__TASK GOAL__
If a line in the data holds the string "chevron", list it.

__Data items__
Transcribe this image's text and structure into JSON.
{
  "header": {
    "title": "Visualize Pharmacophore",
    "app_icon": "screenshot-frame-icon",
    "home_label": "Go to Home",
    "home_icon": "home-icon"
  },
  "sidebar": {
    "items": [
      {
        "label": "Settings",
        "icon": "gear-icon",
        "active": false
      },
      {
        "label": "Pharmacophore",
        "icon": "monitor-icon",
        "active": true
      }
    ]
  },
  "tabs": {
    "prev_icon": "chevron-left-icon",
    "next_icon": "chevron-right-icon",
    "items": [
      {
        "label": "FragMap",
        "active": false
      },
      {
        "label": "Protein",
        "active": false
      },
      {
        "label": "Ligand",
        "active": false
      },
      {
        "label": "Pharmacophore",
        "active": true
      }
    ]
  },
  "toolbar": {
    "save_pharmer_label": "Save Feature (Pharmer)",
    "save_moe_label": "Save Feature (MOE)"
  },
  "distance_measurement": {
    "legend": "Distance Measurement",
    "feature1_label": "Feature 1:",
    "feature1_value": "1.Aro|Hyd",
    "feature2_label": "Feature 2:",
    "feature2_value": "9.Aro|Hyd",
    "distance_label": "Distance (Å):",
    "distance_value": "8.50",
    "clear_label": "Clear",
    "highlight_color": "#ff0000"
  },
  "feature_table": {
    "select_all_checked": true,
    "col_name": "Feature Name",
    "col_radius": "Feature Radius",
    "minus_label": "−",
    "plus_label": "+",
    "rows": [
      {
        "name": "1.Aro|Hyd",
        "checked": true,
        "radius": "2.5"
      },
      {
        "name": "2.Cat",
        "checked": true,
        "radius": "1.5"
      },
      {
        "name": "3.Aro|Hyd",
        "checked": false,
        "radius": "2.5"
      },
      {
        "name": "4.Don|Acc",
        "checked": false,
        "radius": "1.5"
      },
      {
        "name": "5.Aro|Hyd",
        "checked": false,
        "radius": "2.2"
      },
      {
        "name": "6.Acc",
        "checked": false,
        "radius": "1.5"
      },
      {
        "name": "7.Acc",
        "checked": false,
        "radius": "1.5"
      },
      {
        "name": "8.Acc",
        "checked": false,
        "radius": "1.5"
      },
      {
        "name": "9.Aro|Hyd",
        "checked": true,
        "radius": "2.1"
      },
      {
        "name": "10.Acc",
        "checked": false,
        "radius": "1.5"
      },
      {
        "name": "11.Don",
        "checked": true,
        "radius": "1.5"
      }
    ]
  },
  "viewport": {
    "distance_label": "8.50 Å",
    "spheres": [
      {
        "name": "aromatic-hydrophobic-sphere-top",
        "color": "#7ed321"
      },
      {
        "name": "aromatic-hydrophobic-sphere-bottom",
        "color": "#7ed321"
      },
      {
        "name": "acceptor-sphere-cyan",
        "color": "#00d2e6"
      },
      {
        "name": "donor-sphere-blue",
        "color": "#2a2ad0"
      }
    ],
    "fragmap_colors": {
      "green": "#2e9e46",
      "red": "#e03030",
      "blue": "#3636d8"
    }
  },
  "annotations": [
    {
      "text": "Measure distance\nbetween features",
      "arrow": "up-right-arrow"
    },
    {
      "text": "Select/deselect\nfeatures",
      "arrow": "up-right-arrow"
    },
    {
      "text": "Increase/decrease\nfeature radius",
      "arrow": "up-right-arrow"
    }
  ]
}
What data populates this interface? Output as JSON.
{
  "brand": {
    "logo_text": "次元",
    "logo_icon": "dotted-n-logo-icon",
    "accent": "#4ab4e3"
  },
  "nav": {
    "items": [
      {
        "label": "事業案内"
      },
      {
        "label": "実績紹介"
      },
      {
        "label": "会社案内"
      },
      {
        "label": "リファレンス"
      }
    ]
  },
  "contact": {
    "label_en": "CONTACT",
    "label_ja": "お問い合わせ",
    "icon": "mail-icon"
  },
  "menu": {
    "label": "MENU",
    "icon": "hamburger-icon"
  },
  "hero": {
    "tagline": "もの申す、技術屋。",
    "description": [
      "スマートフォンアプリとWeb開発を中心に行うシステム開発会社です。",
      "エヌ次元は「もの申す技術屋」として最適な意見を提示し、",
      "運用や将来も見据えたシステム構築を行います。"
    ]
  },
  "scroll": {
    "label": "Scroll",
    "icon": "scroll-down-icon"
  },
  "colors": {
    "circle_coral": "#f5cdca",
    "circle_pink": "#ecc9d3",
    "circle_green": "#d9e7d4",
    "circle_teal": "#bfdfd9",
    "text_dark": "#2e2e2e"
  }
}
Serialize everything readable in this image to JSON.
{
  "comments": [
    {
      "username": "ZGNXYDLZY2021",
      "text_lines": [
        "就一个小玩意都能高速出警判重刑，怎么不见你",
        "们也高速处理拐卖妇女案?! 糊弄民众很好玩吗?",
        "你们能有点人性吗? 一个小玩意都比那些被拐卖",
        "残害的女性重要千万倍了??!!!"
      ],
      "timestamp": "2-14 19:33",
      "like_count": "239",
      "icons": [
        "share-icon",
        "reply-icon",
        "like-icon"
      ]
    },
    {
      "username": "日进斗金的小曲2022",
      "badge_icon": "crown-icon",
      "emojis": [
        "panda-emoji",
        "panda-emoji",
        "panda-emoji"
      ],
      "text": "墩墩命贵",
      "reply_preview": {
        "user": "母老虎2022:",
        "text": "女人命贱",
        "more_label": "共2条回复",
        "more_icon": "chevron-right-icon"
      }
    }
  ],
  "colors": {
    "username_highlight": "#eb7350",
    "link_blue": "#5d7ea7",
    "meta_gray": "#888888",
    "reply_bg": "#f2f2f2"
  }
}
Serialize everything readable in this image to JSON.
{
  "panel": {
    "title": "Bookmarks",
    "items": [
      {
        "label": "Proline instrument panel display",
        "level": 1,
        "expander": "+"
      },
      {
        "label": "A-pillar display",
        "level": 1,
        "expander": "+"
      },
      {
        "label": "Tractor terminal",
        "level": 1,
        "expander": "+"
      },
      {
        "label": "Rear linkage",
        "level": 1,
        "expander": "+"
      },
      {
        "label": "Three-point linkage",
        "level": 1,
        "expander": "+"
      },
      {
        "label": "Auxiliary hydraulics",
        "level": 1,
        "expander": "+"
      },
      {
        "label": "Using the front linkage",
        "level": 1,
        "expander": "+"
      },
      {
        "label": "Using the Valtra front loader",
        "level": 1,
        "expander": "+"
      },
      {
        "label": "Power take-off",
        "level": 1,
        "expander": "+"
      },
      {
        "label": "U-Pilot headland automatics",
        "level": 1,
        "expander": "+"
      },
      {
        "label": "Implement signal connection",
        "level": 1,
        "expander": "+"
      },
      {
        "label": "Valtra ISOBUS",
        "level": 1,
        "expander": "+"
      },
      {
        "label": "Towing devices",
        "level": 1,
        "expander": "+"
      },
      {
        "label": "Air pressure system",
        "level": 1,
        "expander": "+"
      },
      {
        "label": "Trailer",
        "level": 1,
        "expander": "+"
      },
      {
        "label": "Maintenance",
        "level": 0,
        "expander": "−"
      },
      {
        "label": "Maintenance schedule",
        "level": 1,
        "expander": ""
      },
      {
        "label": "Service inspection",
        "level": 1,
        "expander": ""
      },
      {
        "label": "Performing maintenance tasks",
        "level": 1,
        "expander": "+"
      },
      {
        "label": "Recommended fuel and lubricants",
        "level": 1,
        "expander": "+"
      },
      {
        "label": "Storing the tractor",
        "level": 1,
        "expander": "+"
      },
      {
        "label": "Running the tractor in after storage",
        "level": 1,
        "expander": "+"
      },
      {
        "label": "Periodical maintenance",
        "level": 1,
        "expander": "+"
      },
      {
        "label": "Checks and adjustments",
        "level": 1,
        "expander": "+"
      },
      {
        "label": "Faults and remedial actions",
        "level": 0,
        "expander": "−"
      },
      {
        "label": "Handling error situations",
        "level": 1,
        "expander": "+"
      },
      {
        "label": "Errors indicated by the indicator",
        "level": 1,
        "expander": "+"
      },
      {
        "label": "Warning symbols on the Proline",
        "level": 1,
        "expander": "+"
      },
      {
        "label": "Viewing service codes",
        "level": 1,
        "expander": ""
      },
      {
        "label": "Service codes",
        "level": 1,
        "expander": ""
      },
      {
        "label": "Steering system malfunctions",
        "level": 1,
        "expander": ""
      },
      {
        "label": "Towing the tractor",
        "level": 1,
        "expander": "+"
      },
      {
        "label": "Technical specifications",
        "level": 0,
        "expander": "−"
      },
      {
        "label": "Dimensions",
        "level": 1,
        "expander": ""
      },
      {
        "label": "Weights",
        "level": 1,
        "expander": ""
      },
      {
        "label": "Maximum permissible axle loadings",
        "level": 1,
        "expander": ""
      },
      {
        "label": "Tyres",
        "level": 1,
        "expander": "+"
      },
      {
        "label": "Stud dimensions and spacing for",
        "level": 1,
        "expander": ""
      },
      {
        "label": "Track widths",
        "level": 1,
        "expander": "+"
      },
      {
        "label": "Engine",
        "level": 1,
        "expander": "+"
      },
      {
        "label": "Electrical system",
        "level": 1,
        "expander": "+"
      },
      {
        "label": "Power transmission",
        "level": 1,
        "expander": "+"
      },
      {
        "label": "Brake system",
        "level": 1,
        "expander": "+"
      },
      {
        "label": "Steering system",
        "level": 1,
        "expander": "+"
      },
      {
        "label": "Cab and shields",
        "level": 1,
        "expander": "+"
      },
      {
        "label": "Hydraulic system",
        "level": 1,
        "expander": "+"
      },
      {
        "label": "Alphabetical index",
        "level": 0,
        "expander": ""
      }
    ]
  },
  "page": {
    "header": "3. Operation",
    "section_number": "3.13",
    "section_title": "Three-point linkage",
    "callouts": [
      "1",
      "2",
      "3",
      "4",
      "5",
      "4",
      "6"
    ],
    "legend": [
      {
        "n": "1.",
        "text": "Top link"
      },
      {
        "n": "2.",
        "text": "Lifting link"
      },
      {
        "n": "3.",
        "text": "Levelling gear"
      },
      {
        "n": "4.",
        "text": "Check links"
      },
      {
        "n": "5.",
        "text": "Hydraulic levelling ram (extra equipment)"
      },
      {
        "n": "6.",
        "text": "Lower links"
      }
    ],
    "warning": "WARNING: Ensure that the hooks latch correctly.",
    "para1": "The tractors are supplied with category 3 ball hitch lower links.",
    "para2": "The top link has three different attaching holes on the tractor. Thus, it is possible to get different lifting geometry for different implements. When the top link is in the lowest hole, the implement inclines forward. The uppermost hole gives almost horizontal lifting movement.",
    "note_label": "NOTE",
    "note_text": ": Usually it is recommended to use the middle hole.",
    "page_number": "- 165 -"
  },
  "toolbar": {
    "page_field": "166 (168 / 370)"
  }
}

__EXERCISE RESULT__
    "prev_icon": "chevron-left-icon",
    "next_icon": "chevron-right-icon",
        "more_icon": "chevron-right-icon"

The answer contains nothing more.